▶ _Exercise goal_
Where in the data below does the word "JavaSoft" appear? Copy every line that has it.
-------- Data records
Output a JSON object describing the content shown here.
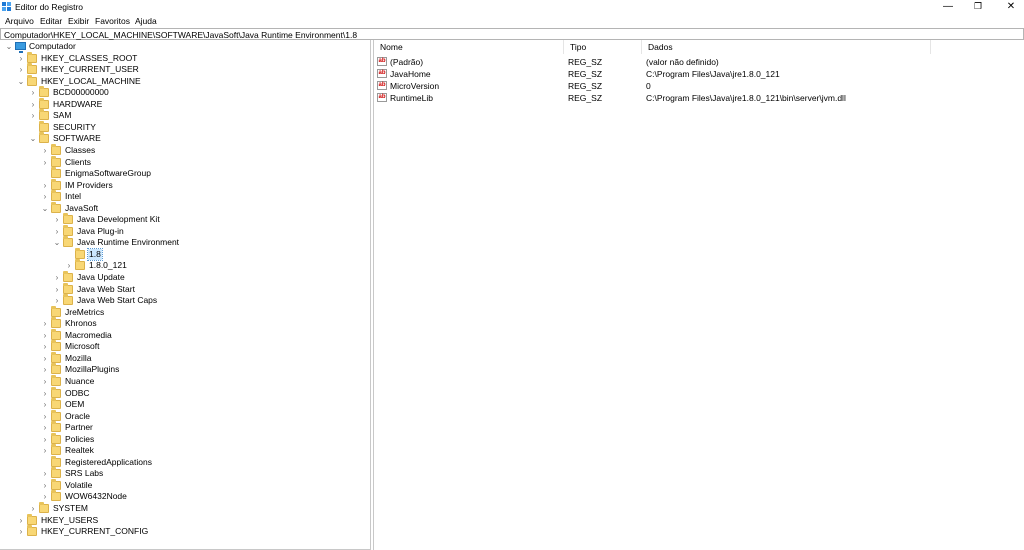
{
  "window": {
    "title": "Editor do Registro",
    "minimize": "—",
    "maximize": "❐",
    "close": "✕"
  },
  "menu": [
    "Arquivo",
    "Editar",
    "Exibir",
    "Favoritos",
    "Ajuda"
  ],
  "address": "Computador\\HKEY_LOCAL_MACHINE\\SOFTWARE\\JavaSoft\\Java Runtime Environment\\1.8",
  "tree": [
    {
      "label": "Computador",
      "depth": 0,
      "state": "expanded",
      "icon": "computer-icon"
    },
    {
      "label": "HKEY_CLASSES_ROOT",
      "depth": 1,
      "state": "collapsed"
    },
    {
      "label": "HKEY_CURRENT_USER",
      "depth": 1,
      "state": "collapsed"
    },
    {
      "label": "HKEY_LOCAL_MACHINE",
      "depth": 1,
      "state": "expanded"
    },
    {
      "label": "BCD00000000",
      "depth": 2,
      "state": "collapsed"
    },
    {
      "label": "HARDWARE",
      "depth": 2,
      "state": "collapsed"
    },
    {
      "label": "SAM",
      "depth": 2,
      "state": "collapsed"
    },
    {
      "label": "SECURITY",
      "depth": 2,
      "state": "leaf"
    },
    {
      "label": "SOFTWARE",
      "depth": 2,
      "state": "expanded"
    },
    {
      "label": "Classes",
      "depth": 3,
      "state": "collapsed"
    },
    {
      "label": "Clients",
      "depth": 3,
      "state": "collapsed"
    },
    {
      "label": "EnigmaSoftwareGroup",
      "depth": 3,
      "state": "leaf"
    },
    {
      "label": "IM Providers",
      "depth": 3,
      "state": "collapsed"
    },
    {
      "label": "Intel",
      "depth": 3,
      "state": "collapsed"
    },
    {
      "label": "JavaSoft",
      "depth": 3,
      "state": "expanded"
    },
    {
      "label": "Java Development Kit",
      "depth": 4,
      "state": "collapsed"
    },
    {
      "label": "Java Plug-in",
      "depth": 4,
      "state": "collapsed"
    },
    {
      "label": "Java Runtime Environment",
      "depth": 4,
      "state": "expanded"
    },
    {
      "label": "1.8",
      "depth": 5,
      "state": "leaf",
      "selected": true
    },
    {
      "label": "1.8.0_121",
      "depth": 5,
      "state": "collapsed"
    },
    {
      "label": "Java Update",
      "depth": 4,
      "state": "collapsed"
    },
    {
      "label": "Java Web Start",
      "depth": 4,
      "state": "collapsed"
    },
    {
      "label": "Java Web Start Caps",
      "depth": 4,
      "state": "collapsed"
    },
    {
      "label": "JreMetrics",
      "depth": 3,
      "state": "leaf"
    },
    {
      "label": "Khronos",
      "depth": 3,
      "state": "collapsed"
    },
    {
      "label": "Macromedia",
      "depth": 3,
      "state": "collapsed"
    },
    {
      "label": "Microsoft",
      "depth": 3,
      "state": "collapsed"
    },
    {
      "label": "Mozilla",
      "depth": 3,
      "state": "collapsed"
    },
    {
      "label": "MozillaPlugins",
      "depth": 3,
      "state": "collapsed"
    },
    {
      "label": "Nuance",
      "depth": 3,
      "state": "collapsed"
    },
    {
      "label": "ODBC",
      "depth": 3,
      "state": "collapsed"
    },
    {
      "label": "OEM",
      "depth": 3,
      "state": "collapsed"
    },
    {
      "label": "Oracle",
      "depth": 3,
      "state": "collapsed"
    },
    {
      "label": "Partner",
      "depth": 3,
      "state": "collapsed"
    },
    {
      "label": "Policies",
      "depth": 3,
      "state": "collapsed"
    },
    {
      "label": "Realtek",
      "depth": 3,
      "state": "collapsed"
    },
    {
      "label": "RegisteredApplications",
      "depth": 3,
      "state": "leaf"
    },
    {
      "label": "SRS Labs",
      "depth": 3,
      "state": "collapsed"
    },
    {
      "label": "Volatile",
      "depth": 3,
      "state": "collapsed"
    },
    {
      "label": "WOW6432Node",
      "depth": 3,
      "state": "collapsed"
    },
    {
      "label": "SYSTEM",
      "depth": 2,
      "state": "collapsed"
    },
    {
      "label": "HKEY_USERS",
      "depth": 1,
      "state": "collapsed"
    },
    {
      "label": "HKEY_CURRENT_CONFIG",
      "depth": 1,
      "state": "collapsed"
    }
  ],
  "columns": {
    "name": "Nome",
    "type": "Tipo",
    "data": "Dados"
  },
  "values": [
    {
      "name": "(Padrão)",
      "type": "REG_SZ",
      "data": "(valor não definido)"
    },
    {
      "name": "JavaHome",
      "type": "REG_SZ",
      "data": "C:\\Program Files\\Java\\jre1.8.0_121"
    },
    {
      "name": "MicroVersion",
      "type": "REG_SZ",
      "data": "0"
    },
    {
      "name": "RuntimeLib",
      "type": "REG_SZ",
      "data": "C:\\Program Files\\Java\\jre1.8.0_121\\bin\\server\\jvm.dll"
    }
  ],
  "value_icon_text": "ab"
}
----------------
▶ _Task output_
  "address": "Computador\\HKEY_LOCAL_MACHINE\\SOFTWARE\\JavaSoft\\Java Runtime Environment\\1.8",
      "label": "JavaSoft",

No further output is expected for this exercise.